Keeping your chin up and your head level is a good way to convey inner confidence. When you’re listening, tilt your head slightly, and as long as you agree with what your interviewer is saying, give an occasional nod to show that you’re following along. If you don’t agree with something, be careful about nodding to show you’re listening, because it’s generally regarded as a signal of consensus.

This is another area where women do better than men. It really does pay to watch a woman’s body language at work, fellas. They’re much better at expressing themselves physically than we are. And they’re fabulous listeners.

Watch a female social butterfly at work. Great eye contact, the nodding head, and leaning in toward the speaker—they seem to have it down to an art, but it simply comes naturally to them.

4. Flash a Nice, Toothy Grin
An animated face is an important part of being appealing. No one likes to talk with someone who seems to be in a somber mood, never smiles, and conveys no personality with her expressions. Don’t go with the orangutan look or the cheeseburger grin, but when you smile, smile with enthusiasm. The last thing you want to do is fake your emotions, as it’s impossible to force a smile with your eyes.

Show off those pearly whites, too; just make sure you pick that big green chunk of wheat grass out from between your two front teeth before the interview. This is not a good way to show your potential boss you’re getting your veggies.
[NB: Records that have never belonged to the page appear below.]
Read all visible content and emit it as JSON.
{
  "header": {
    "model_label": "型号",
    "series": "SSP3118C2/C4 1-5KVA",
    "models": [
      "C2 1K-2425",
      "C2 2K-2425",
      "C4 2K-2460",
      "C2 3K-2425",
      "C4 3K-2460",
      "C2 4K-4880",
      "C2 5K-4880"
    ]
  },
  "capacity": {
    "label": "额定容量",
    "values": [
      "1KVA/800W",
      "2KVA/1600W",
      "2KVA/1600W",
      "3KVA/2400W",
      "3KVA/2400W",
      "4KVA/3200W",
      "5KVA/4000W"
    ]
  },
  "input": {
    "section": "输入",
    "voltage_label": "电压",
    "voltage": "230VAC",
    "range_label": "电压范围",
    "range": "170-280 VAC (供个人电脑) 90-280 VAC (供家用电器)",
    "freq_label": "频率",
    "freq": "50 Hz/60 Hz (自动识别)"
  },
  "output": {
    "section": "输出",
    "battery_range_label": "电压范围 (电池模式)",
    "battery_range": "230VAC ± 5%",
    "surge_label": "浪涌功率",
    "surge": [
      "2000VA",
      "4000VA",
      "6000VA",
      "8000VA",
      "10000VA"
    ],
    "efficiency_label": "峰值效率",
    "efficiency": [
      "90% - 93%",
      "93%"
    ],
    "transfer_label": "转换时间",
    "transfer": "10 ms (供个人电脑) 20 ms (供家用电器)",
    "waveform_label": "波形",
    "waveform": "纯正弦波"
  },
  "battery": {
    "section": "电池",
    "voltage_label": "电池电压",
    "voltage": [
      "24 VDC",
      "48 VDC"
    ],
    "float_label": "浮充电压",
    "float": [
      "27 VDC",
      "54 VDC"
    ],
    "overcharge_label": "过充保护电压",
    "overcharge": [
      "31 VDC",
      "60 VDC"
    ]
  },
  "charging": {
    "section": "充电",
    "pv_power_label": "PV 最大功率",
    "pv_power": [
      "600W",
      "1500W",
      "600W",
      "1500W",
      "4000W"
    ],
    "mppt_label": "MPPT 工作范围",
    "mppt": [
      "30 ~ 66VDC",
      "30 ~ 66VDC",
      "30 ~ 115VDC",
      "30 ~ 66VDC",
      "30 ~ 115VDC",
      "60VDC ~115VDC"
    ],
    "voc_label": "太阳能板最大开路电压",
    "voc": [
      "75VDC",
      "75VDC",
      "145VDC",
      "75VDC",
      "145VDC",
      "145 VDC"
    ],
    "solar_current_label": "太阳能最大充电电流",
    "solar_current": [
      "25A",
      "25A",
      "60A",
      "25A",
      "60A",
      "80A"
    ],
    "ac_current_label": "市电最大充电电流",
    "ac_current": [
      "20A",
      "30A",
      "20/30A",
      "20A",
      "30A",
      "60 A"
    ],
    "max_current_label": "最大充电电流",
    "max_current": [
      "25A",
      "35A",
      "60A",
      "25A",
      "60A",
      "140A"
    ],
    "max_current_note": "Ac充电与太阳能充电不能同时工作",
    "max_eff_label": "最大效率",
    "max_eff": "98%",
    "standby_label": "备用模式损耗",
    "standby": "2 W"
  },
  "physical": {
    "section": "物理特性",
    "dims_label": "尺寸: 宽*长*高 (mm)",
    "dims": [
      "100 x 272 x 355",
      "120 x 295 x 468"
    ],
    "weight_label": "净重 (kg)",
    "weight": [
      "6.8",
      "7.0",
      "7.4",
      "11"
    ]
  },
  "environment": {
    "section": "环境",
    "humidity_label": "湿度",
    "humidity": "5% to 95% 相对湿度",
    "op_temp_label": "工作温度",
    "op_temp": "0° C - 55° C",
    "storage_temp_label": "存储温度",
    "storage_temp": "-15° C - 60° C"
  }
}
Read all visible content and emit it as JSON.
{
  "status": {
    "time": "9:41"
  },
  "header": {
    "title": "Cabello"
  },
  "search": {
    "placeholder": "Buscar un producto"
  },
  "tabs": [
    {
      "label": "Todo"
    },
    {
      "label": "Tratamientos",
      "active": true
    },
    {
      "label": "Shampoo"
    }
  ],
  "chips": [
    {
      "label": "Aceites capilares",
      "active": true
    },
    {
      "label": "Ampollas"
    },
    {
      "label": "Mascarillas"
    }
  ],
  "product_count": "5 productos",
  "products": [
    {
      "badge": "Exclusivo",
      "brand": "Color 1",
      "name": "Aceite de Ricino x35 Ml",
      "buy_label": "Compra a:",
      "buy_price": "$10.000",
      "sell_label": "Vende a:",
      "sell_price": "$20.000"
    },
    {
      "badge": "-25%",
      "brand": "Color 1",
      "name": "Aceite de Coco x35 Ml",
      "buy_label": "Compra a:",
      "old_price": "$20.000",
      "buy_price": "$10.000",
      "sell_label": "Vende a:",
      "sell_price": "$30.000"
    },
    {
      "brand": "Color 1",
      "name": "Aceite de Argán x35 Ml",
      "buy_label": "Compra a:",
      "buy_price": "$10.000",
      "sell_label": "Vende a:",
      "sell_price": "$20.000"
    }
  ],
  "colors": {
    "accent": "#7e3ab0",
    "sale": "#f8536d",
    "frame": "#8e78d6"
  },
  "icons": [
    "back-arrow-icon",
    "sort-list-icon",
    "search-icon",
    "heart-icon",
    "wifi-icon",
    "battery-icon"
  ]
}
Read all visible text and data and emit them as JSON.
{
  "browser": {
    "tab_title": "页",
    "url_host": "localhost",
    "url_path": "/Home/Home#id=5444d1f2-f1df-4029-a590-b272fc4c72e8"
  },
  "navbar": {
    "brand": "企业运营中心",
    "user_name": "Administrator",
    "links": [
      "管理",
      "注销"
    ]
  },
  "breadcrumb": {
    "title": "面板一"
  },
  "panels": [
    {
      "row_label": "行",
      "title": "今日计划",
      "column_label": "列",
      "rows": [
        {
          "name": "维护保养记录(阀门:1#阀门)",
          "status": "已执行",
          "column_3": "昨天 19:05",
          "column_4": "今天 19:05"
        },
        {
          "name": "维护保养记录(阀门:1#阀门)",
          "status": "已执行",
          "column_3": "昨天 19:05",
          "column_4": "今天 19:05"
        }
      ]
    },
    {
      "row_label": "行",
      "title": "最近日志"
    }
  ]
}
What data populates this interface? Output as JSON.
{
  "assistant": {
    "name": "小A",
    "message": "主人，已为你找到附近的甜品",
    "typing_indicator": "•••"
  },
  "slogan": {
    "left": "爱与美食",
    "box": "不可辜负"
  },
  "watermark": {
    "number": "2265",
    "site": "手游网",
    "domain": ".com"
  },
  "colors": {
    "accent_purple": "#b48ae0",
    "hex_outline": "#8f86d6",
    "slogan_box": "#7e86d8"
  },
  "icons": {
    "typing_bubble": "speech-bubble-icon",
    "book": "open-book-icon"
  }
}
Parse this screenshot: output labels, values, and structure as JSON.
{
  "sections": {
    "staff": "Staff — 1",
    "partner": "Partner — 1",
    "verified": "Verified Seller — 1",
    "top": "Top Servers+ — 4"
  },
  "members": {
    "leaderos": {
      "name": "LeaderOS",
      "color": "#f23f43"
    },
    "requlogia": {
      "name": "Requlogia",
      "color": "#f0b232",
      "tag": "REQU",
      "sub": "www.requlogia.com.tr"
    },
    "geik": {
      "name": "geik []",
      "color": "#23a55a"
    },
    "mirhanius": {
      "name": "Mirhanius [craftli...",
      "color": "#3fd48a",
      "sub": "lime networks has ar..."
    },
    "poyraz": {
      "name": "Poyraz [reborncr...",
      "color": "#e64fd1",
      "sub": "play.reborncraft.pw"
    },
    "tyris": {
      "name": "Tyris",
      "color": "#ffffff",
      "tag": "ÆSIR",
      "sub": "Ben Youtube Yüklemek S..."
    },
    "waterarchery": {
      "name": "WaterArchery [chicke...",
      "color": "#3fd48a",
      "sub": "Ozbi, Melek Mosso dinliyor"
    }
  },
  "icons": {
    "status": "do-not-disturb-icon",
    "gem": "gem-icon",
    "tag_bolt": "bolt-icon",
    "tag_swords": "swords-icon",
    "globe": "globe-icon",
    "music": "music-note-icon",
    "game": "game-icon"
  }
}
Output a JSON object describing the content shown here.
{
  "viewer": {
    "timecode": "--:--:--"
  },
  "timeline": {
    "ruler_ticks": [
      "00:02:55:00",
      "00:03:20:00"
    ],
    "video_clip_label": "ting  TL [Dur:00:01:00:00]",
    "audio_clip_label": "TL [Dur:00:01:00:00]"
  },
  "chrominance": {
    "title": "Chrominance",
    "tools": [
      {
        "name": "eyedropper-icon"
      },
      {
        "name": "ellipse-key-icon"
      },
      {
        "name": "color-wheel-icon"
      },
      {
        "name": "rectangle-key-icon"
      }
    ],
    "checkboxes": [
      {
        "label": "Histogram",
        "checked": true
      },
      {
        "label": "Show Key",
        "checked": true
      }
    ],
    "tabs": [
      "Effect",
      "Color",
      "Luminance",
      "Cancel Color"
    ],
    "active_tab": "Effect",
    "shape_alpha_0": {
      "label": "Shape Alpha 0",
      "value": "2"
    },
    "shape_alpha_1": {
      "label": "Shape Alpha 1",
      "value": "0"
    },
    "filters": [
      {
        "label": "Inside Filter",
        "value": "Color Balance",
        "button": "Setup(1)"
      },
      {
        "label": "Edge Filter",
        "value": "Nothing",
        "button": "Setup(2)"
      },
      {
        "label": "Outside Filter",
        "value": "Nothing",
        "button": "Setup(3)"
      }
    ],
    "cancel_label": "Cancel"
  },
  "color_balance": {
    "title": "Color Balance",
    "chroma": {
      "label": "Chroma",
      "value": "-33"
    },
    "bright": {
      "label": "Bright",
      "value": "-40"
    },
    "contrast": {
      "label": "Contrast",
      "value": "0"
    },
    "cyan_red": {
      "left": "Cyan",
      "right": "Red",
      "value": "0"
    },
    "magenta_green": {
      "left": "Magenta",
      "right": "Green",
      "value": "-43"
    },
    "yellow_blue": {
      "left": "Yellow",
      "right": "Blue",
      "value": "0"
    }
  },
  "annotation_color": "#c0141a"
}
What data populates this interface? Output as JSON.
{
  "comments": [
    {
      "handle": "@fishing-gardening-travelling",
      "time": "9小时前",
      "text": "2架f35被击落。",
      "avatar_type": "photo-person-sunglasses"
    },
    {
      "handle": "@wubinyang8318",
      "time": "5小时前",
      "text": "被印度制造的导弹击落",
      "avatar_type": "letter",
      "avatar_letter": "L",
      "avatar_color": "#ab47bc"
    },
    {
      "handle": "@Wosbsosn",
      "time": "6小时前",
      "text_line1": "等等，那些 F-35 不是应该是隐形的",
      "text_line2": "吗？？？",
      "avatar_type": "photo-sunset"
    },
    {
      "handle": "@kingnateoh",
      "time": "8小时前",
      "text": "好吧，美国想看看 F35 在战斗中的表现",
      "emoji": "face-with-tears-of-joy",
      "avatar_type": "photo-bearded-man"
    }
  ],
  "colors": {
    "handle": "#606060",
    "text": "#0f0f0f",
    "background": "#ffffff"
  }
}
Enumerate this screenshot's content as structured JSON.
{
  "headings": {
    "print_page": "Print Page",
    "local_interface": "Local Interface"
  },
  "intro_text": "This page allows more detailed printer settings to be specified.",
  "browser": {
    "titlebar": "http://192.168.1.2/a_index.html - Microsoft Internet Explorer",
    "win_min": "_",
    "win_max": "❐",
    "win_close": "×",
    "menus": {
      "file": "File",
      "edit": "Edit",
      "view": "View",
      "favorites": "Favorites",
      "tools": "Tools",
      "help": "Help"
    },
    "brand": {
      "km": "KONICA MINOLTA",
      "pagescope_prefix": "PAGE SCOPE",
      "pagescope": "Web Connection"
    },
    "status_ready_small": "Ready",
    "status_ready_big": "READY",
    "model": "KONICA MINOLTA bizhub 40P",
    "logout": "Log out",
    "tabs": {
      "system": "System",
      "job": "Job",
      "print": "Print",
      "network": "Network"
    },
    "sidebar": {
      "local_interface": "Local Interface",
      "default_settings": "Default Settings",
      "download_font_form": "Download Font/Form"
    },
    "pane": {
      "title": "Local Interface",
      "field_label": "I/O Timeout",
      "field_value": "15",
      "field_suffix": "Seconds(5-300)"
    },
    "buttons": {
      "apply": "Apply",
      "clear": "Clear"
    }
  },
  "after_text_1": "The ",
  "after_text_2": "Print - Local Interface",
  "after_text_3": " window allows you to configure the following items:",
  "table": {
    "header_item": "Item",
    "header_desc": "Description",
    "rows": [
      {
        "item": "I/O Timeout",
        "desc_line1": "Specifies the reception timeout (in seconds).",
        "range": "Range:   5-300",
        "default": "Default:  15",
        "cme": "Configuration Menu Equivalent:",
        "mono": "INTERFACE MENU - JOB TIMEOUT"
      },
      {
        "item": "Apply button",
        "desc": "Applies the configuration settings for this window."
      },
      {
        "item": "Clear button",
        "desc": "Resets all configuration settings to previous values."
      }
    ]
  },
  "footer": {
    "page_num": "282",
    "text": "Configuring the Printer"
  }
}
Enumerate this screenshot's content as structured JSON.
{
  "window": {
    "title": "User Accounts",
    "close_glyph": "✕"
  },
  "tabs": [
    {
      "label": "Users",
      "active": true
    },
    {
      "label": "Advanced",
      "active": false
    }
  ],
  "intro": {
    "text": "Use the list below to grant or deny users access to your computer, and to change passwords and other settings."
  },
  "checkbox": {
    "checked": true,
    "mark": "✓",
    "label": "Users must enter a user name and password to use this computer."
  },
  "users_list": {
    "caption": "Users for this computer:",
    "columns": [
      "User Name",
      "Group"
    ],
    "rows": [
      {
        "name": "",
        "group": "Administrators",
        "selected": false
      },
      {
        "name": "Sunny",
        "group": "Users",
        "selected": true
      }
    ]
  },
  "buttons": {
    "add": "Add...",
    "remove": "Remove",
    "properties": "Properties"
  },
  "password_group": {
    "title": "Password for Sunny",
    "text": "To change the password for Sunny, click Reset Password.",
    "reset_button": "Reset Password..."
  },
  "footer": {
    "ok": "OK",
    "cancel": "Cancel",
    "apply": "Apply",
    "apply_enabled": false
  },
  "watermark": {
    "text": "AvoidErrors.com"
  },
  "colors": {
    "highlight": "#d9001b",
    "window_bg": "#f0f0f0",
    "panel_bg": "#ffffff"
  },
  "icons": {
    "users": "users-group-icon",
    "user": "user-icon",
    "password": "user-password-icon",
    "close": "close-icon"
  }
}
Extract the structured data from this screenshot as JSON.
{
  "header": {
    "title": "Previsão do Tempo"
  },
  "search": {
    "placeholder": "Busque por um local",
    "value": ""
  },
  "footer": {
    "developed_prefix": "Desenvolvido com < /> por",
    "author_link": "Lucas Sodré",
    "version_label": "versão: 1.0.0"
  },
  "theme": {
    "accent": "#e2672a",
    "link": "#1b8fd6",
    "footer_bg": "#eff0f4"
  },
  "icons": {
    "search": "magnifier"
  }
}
5. Proximity
Standing closer to someone also creates rapport, but this is a dangerous one because getting too close too quickly will make many people extremely uncomfortable. It’s best to try closing the distance naturally a little at a time and judge your interviewer’s reaction.

This can be really tricky in intercultural communication. Americans, for instance, tend to keep a lot more distance between each other when speaking, while certain other cultures, —like those in the Middle East, for example—will often get right up in your face.

If someone starts stepping backwards, do not try to close the gap again—you may even want to step back a little yourself to show you’re not trying to overcompensate and that you know the boundaries have been crossed. If he or she turns and starts running toward the nearest exit, please don’t chase them. They do not want to play.

This is just a brief rundown of some ways that body language conveys messages to the people we meet. If you want to bring an edge to an interview like no other applicant can, saying more is not the key, at least not with your lips. But a simple change in body language can create a lasting impression that doesn’t go away.

Originally published on New Grad Life